_Task goal:_
Which lines below include "content"? Copy them all.

_Data supplied:_
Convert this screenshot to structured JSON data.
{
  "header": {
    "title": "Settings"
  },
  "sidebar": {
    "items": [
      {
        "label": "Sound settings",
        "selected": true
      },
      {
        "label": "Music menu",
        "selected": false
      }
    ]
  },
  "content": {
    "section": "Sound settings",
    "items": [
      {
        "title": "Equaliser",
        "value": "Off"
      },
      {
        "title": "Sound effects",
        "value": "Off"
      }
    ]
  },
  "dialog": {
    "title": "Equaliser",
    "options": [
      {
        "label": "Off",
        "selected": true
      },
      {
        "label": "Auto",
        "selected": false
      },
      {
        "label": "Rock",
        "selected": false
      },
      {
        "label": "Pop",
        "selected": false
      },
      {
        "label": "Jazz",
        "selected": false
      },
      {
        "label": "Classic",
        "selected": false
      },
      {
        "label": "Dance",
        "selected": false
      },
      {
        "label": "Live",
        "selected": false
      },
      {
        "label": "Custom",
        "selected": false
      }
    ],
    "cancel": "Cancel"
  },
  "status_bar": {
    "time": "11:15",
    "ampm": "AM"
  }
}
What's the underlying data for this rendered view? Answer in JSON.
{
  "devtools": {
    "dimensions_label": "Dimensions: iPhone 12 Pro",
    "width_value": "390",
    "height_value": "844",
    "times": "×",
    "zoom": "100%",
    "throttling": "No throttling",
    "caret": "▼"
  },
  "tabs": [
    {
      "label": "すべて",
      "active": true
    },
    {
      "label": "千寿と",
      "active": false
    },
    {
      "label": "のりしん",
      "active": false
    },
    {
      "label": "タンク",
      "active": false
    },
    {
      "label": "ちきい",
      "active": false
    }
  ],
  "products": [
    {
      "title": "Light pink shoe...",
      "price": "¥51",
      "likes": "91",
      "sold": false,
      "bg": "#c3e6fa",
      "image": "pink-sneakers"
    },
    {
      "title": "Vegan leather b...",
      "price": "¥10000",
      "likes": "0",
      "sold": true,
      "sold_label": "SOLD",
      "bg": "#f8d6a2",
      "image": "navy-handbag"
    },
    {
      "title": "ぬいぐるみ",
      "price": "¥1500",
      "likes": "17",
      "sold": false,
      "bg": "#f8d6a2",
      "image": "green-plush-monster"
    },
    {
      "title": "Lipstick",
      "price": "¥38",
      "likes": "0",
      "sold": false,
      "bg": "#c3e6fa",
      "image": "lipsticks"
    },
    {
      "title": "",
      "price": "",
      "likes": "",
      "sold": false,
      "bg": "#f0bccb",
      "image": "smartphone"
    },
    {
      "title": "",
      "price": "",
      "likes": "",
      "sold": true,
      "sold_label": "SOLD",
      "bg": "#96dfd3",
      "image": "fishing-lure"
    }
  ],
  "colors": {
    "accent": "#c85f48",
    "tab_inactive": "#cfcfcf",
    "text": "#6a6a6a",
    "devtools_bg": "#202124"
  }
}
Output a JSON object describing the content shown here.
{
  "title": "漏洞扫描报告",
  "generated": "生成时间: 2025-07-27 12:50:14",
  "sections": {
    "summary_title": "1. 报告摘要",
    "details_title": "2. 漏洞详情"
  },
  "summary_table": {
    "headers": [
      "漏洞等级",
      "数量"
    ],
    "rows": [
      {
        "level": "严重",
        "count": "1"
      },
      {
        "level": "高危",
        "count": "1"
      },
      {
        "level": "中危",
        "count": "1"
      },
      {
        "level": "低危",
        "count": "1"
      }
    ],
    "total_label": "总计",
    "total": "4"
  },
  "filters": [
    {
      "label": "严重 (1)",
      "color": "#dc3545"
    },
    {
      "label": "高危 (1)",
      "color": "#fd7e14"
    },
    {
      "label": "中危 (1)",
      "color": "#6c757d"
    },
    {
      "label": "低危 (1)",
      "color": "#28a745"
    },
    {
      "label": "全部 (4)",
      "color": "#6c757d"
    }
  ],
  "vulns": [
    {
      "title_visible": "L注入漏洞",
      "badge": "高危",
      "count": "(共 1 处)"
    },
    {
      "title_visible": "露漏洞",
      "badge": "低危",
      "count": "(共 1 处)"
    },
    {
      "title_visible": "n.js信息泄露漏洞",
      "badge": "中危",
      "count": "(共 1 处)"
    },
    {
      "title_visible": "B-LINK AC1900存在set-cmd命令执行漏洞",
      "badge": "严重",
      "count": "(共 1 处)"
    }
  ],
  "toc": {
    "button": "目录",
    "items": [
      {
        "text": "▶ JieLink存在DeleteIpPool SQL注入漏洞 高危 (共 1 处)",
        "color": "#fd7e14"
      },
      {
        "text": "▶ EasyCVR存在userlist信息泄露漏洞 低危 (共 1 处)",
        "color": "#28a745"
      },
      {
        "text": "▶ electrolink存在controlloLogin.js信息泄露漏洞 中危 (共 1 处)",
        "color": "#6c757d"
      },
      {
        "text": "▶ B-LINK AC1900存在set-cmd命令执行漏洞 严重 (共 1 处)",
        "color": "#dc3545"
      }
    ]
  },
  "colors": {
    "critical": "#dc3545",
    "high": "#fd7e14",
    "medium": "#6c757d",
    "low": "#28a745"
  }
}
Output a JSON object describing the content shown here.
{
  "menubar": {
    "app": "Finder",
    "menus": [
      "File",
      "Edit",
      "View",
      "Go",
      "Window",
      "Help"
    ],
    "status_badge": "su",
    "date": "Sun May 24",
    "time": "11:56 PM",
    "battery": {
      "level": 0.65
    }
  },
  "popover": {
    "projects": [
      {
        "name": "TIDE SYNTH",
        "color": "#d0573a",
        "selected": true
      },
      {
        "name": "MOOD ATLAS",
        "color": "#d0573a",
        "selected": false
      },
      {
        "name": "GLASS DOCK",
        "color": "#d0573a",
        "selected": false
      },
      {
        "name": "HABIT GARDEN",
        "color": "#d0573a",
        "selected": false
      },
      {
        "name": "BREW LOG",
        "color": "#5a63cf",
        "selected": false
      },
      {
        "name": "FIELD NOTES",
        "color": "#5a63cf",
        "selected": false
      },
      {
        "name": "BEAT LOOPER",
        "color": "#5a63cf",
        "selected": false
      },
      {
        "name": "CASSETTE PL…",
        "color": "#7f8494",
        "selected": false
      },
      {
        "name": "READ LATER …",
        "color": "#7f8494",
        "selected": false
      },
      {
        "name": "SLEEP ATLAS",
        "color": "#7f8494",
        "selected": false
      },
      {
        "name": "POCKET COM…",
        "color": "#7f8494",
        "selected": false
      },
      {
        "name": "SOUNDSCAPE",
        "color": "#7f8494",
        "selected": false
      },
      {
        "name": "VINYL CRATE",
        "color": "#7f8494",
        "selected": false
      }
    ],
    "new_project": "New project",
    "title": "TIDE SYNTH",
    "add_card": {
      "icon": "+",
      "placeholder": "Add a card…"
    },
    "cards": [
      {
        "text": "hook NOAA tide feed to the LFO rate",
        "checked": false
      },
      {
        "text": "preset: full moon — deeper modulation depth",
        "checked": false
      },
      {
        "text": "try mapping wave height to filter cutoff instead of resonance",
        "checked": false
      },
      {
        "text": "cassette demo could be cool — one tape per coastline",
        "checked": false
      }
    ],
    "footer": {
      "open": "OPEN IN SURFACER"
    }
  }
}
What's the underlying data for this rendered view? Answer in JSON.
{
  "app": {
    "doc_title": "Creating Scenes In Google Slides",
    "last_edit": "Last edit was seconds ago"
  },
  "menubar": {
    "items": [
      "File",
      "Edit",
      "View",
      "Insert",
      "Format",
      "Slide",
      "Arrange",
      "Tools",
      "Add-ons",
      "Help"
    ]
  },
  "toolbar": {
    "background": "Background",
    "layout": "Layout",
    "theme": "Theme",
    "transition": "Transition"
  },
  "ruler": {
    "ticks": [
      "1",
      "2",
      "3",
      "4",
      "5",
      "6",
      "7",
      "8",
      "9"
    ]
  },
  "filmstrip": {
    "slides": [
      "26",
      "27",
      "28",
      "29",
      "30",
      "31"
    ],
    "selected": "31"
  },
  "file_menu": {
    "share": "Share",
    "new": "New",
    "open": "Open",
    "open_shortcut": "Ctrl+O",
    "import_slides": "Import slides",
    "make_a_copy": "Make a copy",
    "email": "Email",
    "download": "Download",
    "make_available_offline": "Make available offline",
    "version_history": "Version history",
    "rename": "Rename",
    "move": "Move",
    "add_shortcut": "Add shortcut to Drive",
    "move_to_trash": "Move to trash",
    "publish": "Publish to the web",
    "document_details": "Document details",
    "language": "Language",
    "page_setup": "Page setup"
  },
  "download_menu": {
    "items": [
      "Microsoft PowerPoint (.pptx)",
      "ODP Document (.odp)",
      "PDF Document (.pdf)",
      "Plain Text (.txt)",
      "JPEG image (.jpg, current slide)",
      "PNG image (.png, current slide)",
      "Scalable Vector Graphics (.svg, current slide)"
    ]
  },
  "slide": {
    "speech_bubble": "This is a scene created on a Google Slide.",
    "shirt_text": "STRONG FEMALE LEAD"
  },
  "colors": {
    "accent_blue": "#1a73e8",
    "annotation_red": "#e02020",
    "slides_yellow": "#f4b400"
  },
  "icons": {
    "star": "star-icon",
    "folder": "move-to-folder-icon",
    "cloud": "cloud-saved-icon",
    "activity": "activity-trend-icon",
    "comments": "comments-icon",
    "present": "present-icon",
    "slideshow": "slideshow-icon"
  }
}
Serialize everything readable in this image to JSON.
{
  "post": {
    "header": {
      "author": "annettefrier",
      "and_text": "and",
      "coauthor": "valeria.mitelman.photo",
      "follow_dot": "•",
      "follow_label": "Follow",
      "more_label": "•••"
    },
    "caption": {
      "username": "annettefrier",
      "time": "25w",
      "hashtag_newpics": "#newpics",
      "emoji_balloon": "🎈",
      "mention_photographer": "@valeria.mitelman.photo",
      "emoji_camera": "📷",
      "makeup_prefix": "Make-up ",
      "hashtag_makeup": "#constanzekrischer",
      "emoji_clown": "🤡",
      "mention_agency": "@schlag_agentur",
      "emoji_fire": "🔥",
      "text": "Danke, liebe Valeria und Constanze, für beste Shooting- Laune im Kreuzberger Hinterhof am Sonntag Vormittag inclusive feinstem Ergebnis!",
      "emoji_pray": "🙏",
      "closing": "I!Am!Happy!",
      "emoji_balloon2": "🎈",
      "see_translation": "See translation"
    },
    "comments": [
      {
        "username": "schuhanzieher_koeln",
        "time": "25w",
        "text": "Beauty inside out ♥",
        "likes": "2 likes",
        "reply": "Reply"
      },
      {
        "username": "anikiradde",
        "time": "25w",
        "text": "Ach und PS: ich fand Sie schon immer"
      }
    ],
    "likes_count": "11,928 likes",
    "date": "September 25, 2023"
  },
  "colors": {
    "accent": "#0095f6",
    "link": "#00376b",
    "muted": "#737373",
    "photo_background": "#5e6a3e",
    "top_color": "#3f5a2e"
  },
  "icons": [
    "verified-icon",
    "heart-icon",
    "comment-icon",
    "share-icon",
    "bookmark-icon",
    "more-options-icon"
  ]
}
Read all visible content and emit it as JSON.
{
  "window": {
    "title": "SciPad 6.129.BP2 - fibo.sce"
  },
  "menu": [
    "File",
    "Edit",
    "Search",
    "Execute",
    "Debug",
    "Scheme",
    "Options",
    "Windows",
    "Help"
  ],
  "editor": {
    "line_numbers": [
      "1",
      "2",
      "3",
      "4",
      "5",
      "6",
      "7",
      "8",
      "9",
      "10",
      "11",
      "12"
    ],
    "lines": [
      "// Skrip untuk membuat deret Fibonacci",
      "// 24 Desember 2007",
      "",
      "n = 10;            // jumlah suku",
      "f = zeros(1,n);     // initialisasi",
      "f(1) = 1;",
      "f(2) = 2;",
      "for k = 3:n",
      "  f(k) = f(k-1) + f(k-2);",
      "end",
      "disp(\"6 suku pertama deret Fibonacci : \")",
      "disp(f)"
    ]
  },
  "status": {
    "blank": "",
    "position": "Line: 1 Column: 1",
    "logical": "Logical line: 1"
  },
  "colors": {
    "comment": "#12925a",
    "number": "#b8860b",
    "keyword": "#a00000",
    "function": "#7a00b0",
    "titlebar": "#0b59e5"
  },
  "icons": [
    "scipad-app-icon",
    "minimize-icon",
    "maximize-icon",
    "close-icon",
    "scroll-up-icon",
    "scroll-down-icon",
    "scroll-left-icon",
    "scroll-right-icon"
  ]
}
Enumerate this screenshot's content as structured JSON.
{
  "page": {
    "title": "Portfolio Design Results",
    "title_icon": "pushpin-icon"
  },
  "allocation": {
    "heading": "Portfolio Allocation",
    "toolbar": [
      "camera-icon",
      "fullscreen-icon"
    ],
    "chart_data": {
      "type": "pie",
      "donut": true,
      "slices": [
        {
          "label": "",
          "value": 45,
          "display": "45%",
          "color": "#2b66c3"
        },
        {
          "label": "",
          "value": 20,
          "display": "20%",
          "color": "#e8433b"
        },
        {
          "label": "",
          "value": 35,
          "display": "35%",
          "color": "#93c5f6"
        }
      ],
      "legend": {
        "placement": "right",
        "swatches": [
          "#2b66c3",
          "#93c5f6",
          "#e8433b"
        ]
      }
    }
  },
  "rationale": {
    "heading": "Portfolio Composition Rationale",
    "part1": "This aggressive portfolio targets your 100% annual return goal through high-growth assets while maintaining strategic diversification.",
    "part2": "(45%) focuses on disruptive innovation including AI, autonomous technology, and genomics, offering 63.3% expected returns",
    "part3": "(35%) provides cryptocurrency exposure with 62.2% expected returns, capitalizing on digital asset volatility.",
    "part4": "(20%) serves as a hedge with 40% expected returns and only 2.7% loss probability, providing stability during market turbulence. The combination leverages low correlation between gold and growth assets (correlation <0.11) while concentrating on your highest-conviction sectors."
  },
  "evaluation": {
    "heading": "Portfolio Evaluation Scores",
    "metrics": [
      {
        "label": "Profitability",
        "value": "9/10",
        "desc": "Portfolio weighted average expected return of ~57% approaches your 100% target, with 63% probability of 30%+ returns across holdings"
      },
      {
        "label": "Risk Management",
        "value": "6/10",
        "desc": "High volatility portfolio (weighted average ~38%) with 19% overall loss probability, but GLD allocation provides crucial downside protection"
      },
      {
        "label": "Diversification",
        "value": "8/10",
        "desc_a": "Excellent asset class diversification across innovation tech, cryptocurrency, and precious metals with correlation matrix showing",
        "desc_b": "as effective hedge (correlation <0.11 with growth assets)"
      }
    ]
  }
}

_Response to the task:_
  "content": {
Output a JSON object describing the content shown here.
Output a JSON object describing the content shown here.
Read all visible content and emit it as JSON.
Enumerate this screenshot's content as structured JSON.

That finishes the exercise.